Jedburgh Castle Jail is the finest example of a Howard reform prison in Scotland, built in line with the latest ideas by the great prison reformer, John Howard. Before this time, prisons were filthy, overcrowded and disease-ridden, with debtors, criminals, children and the unconvicted all crushed together.

The Jail was shut in 1886 and its inmates transferred to Edinburgh. The burgh has used parts of the prison for various purposes over the years and since the 1980s it has been open to the public. The Jailer’s House explores the history of the town, while a visit to the cellblocks gives the visitor a taste of life for wardens and prisoners in the 1800s. You may be glad to return to the present day!

Inside a curtain wall, the prison is laid out as three detached two-storey rectangular blocks radiating from a central building – the jailer’s house. The prison blocks are linked in a U shape arrangement by exercise yards.

In 2004 the first group of paranormal investigators visited the Jail and reported a high level of unexplained phenonium. Since then The Jail have allowed a limited number of groups to visit on an annual basis.
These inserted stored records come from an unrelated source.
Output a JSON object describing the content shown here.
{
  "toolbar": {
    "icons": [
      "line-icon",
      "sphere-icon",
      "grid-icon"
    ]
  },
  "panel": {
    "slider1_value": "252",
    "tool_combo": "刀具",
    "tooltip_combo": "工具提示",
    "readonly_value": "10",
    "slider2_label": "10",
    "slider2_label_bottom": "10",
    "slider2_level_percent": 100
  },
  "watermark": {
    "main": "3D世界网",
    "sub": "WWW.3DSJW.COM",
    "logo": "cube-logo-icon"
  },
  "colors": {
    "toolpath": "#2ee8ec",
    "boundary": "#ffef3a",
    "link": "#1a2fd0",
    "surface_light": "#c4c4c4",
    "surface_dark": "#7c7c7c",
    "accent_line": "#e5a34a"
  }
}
Banging of doors and screams have been reported arounf The Jail. Chains are often heard rattling in empty rooms. Shadowy figures have been seen roaming the corridors. Dark presence has been reported in some of the cells. Jedburgh Jail is said to be one the most haunted buildings in The Scottish Borders.